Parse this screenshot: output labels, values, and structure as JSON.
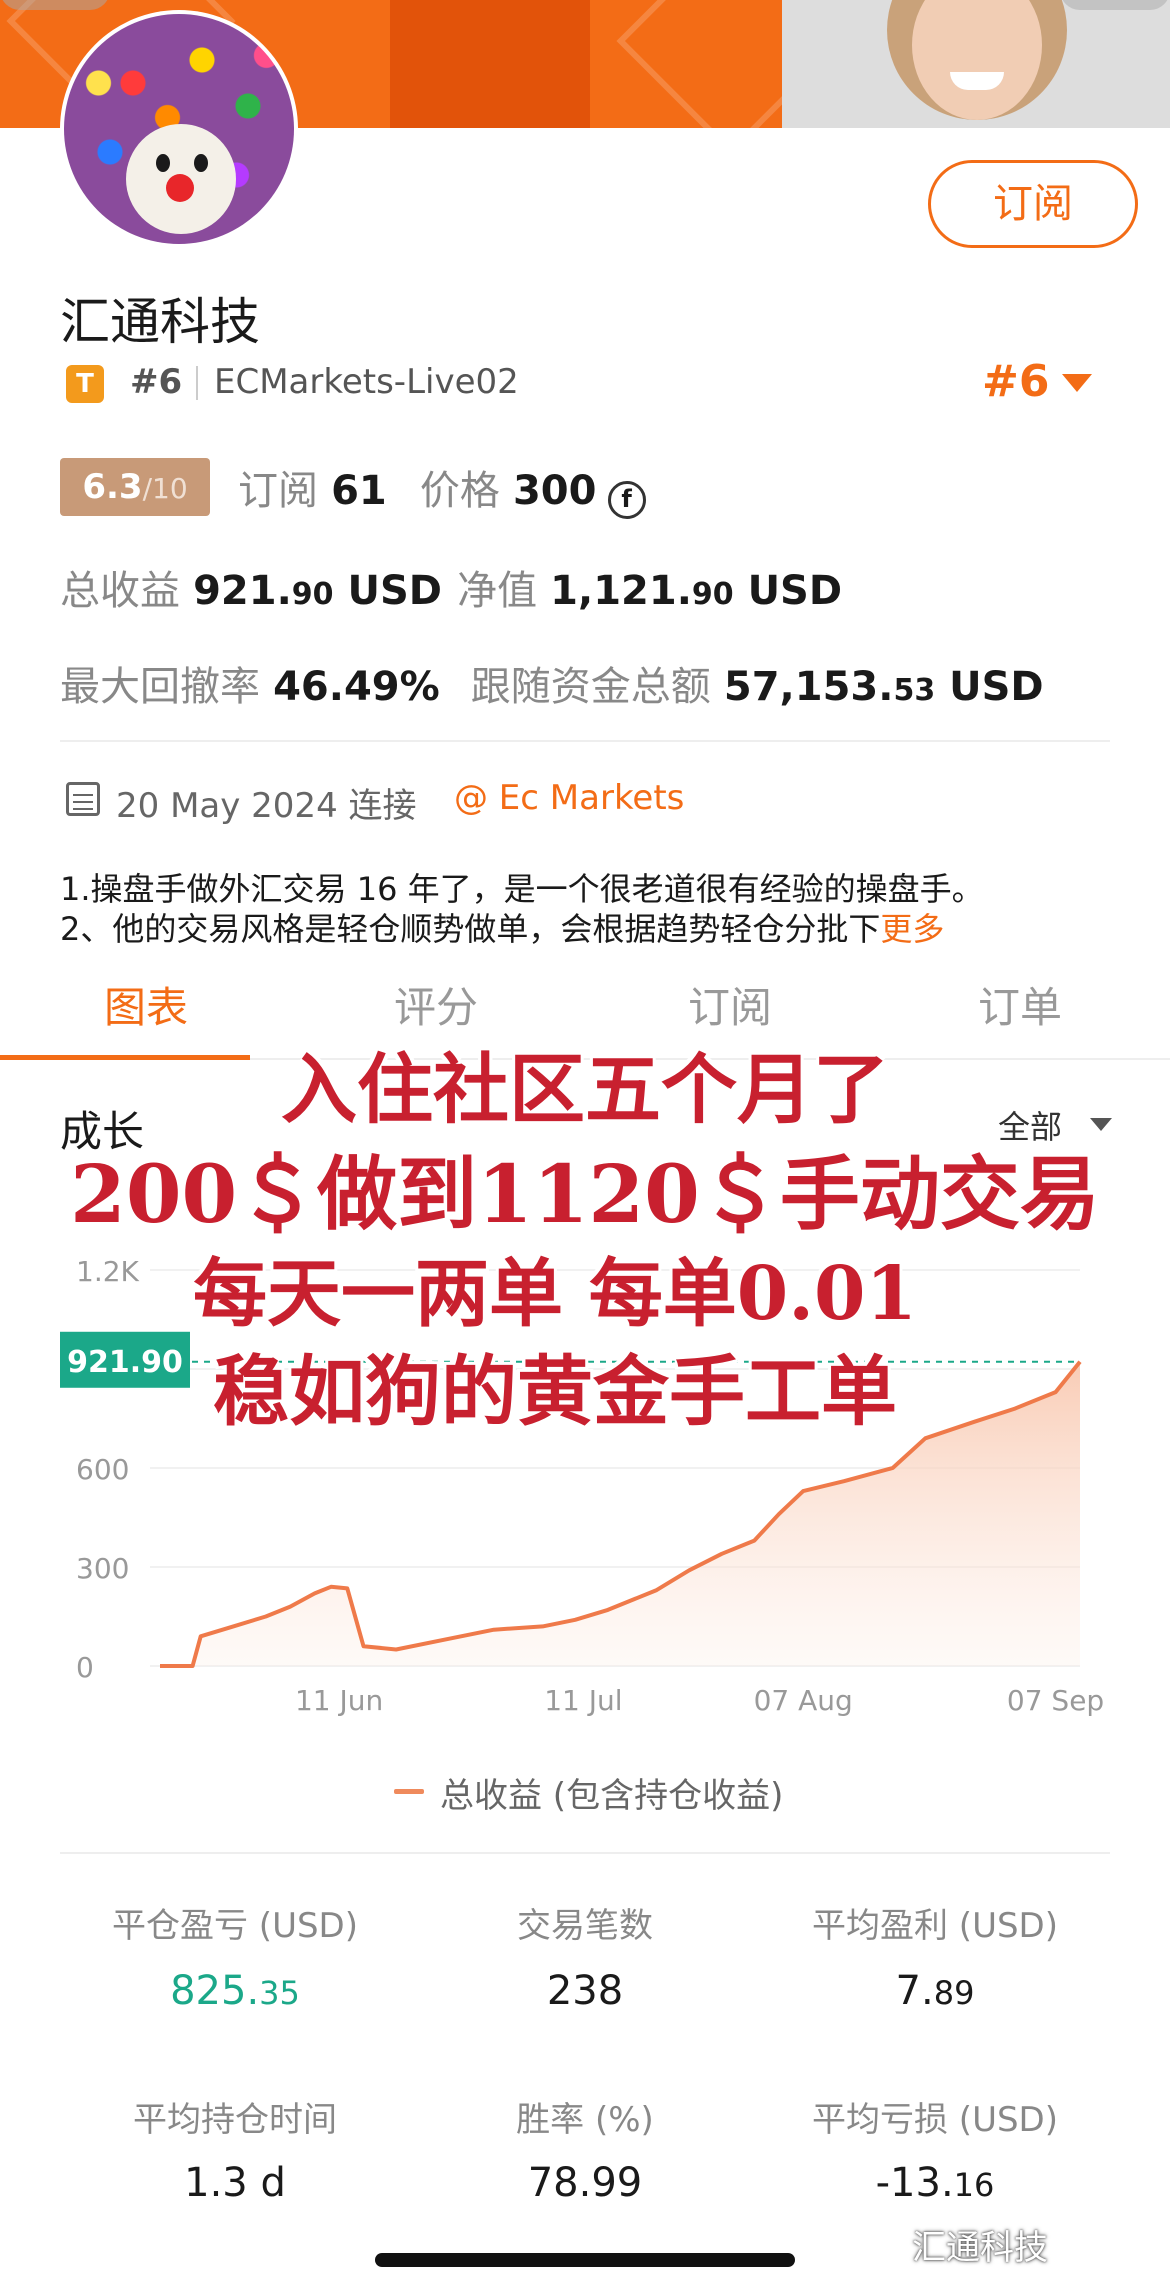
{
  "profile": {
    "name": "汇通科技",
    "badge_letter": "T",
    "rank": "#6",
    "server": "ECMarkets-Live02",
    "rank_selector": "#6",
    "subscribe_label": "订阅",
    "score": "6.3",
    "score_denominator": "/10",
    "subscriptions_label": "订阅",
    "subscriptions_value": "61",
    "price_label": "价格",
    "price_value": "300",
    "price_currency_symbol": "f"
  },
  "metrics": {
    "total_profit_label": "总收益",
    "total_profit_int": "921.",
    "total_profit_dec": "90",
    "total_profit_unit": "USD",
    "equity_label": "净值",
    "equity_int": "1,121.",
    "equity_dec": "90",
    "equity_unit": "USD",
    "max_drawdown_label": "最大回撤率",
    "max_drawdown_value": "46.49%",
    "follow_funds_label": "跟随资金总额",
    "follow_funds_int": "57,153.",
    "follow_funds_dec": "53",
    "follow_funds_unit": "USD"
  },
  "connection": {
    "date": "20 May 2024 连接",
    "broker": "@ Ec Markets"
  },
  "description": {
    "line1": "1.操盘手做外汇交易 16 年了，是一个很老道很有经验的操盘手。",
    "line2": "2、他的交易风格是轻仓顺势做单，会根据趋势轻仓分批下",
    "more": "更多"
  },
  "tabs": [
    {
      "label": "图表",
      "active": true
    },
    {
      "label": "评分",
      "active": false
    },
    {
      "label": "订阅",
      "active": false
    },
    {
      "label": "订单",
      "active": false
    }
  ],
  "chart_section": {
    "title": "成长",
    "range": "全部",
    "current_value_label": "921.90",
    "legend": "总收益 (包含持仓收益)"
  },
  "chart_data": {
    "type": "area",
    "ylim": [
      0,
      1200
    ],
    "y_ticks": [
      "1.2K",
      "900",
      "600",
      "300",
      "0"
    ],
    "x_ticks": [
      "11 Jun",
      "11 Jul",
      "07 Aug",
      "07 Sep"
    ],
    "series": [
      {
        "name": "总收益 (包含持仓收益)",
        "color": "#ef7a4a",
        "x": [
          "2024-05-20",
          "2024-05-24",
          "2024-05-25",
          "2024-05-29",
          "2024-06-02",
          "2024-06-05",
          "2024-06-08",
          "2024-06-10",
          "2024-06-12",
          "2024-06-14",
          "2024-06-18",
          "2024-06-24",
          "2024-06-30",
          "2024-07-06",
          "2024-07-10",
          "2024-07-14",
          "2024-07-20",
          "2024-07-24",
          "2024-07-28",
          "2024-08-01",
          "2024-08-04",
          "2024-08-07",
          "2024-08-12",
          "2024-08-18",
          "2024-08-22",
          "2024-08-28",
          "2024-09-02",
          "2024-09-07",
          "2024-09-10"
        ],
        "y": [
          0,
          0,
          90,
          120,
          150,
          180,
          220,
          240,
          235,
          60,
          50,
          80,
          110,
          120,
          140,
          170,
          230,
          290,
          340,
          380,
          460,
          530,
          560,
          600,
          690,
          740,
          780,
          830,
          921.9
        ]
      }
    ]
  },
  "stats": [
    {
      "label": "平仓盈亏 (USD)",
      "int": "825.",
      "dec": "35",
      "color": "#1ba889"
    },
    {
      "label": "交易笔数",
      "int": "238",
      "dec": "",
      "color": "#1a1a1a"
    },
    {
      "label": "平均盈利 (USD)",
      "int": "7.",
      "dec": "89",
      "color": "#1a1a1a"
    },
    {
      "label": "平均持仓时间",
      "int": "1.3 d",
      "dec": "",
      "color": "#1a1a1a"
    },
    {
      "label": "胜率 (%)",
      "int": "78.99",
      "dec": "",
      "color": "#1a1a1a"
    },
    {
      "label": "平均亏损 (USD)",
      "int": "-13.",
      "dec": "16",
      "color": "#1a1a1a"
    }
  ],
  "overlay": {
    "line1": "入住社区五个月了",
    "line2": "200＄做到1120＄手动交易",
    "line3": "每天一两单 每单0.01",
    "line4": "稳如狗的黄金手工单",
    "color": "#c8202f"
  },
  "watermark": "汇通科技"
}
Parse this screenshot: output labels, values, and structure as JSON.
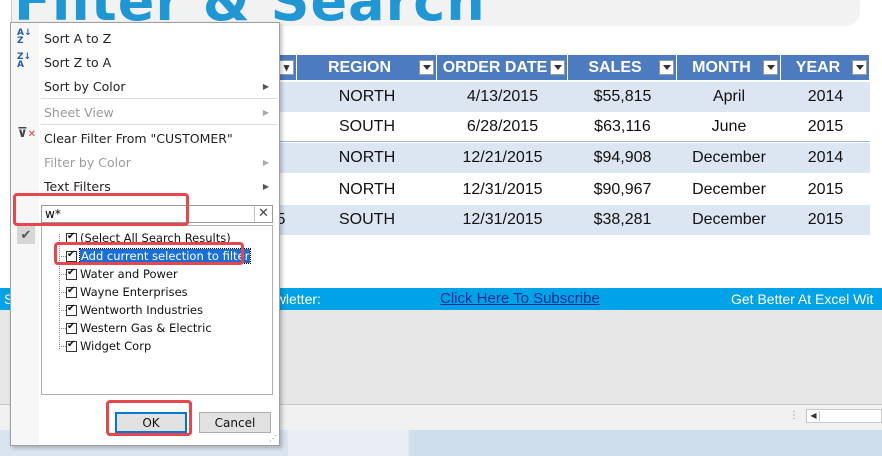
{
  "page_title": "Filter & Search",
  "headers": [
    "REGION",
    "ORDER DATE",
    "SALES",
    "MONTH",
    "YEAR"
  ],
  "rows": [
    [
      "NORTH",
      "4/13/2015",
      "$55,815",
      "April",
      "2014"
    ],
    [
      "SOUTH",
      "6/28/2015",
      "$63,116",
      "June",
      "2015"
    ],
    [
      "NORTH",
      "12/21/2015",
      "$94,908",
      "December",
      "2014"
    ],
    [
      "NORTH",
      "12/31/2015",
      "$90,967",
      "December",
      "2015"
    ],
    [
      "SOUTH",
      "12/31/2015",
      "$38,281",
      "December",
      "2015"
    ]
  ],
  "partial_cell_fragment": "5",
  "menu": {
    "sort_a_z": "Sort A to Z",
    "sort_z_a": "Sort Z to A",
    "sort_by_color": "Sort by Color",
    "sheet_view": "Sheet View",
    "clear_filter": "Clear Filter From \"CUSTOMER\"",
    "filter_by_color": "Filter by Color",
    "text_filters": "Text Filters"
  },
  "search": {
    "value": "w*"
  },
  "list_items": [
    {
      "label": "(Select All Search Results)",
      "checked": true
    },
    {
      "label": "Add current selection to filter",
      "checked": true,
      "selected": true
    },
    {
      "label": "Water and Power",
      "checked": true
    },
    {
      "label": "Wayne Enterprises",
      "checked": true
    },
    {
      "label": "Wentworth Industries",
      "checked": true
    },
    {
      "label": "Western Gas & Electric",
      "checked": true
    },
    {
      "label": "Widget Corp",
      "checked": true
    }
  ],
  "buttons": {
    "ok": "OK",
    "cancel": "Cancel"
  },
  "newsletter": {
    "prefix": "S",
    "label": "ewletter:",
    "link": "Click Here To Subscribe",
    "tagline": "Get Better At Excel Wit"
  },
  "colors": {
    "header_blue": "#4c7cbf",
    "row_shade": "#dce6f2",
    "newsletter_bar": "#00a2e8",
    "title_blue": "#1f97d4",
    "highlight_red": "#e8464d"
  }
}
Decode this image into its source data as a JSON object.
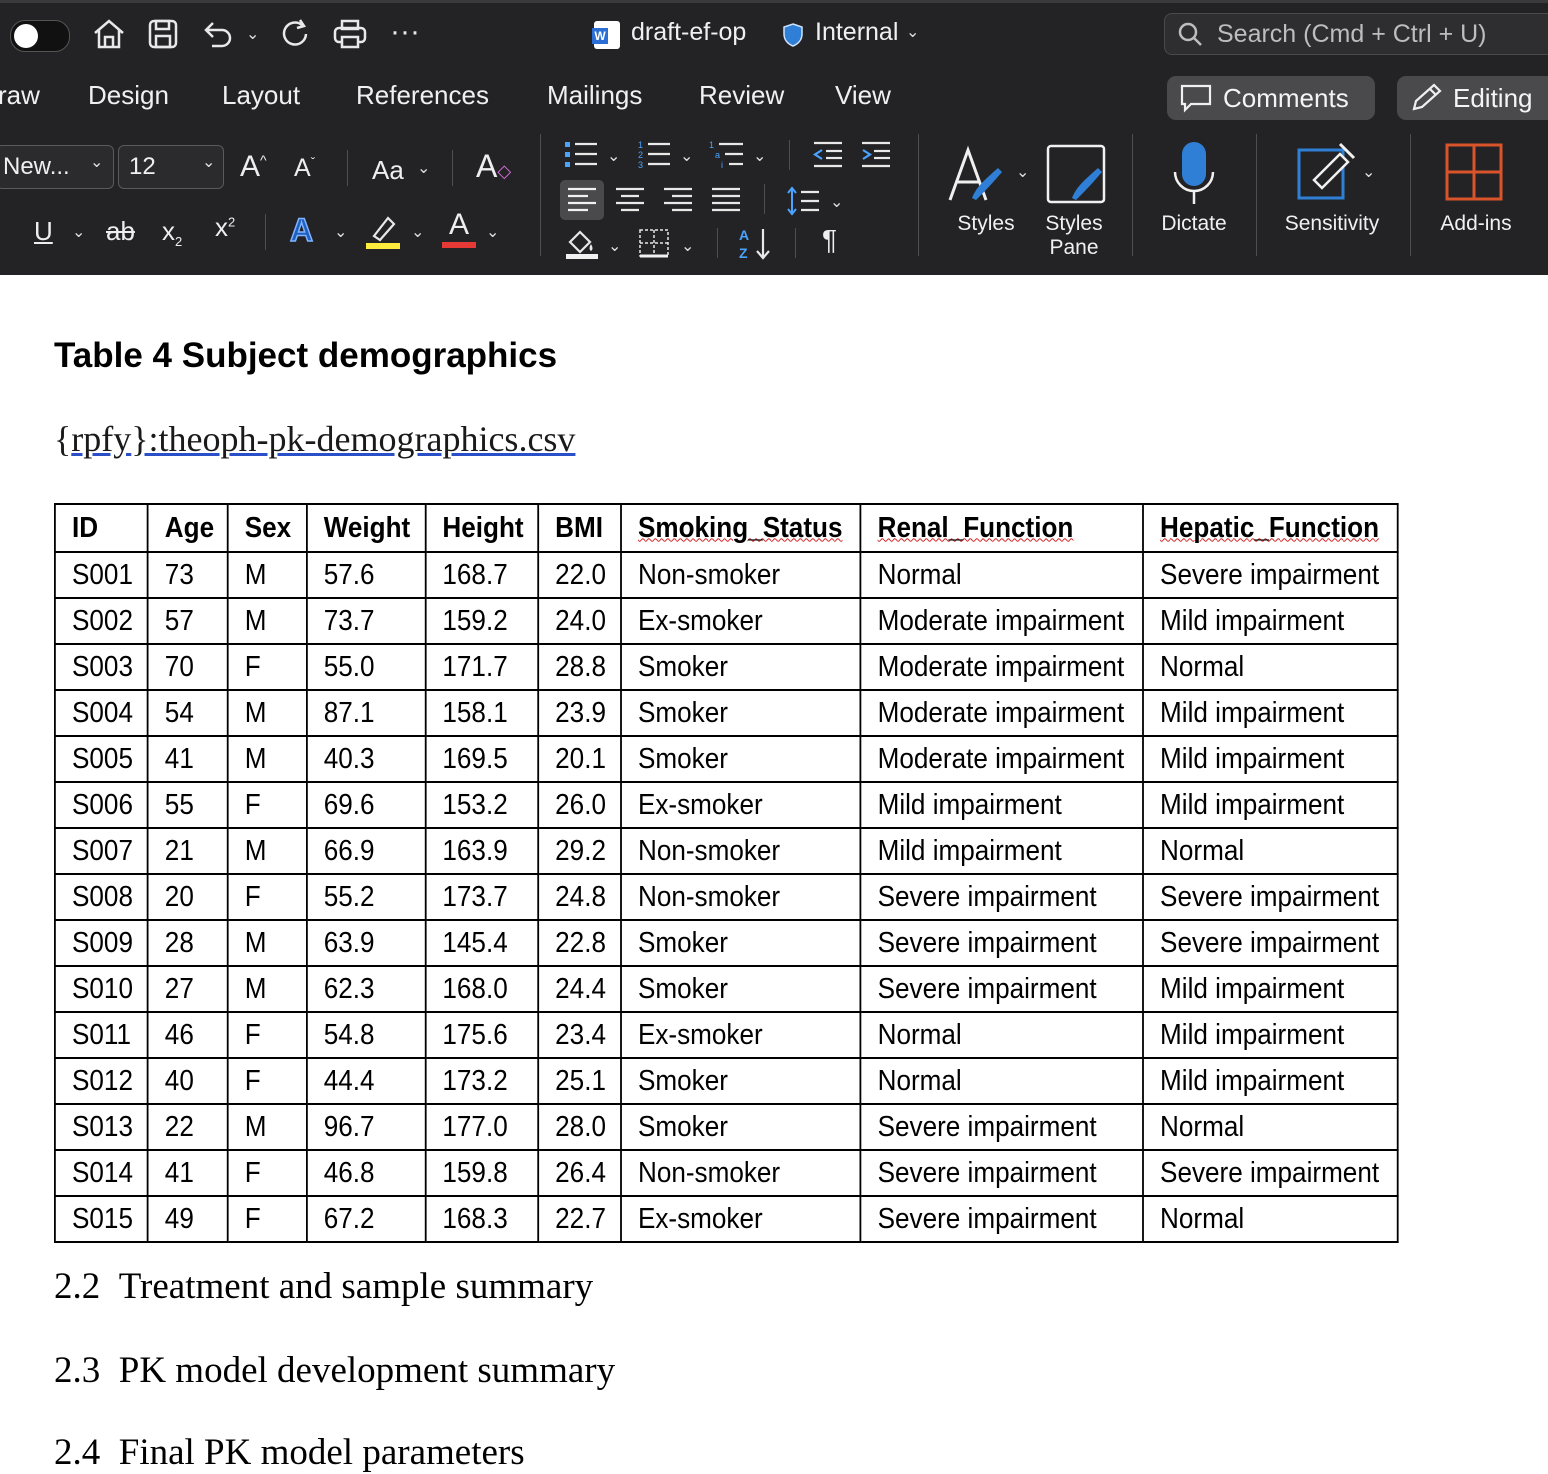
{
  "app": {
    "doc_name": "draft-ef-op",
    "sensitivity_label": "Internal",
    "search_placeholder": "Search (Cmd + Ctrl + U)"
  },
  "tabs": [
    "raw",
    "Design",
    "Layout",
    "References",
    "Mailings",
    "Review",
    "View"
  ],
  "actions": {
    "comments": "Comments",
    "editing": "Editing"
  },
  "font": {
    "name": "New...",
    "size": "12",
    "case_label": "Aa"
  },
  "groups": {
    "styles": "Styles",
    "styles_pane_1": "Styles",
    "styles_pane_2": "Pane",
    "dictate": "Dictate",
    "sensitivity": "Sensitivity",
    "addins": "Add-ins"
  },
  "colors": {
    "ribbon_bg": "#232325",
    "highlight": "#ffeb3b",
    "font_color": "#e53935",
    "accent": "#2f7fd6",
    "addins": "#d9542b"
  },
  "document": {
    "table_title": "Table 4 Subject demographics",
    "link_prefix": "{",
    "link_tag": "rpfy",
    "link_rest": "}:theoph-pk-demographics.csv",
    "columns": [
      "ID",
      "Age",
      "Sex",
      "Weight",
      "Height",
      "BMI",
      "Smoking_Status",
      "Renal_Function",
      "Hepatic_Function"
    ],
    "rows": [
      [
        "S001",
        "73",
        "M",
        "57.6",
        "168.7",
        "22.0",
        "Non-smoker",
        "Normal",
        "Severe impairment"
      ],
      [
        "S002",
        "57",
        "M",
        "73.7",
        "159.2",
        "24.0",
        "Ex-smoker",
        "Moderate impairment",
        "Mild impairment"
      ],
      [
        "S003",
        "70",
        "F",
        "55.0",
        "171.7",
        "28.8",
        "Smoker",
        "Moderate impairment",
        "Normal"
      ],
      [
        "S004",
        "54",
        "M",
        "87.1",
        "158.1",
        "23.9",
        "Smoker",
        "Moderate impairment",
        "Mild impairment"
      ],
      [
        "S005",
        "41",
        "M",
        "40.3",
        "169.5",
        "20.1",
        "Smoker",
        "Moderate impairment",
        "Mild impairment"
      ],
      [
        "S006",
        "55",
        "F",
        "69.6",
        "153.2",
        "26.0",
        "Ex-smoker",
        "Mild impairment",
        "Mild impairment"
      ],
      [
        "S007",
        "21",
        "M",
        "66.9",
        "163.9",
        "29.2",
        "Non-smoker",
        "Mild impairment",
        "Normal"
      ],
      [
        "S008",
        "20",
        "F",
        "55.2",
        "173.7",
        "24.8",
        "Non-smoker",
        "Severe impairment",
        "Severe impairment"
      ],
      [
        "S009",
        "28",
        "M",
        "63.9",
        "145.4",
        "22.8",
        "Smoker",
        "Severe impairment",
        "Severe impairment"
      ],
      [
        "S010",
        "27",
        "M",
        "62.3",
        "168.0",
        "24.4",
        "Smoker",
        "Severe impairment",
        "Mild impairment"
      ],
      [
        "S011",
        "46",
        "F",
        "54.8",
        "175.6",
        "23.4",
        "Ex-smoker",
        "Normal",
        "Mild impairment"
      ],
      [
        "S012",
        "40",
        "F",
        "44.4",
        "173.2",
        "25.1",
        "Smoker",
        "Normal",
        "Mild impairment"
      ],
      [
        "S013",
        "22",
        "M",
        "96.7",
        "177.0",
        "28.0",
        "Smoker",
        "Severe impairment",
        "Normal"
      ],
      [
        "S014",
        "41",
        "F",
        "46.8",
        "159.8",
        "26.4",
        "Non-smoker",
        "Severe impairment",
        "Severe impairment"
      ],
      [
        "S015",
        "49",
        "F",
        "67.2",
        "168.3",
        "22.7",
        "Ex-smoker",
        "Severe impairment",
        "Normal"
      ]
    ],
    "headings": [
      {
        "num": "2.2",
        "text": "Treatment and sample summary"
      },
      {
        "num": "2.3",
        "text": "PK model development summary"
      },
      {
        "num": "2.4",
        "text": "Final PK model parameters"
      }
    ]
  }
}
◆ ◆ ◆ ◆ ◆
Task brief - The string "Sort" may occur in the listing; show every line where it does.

Task result -
    "sort_a_z": "Sort A to Z",
    "sort_z_a": "Sort Z to A",
    "sort_by_color": "Sort by Color",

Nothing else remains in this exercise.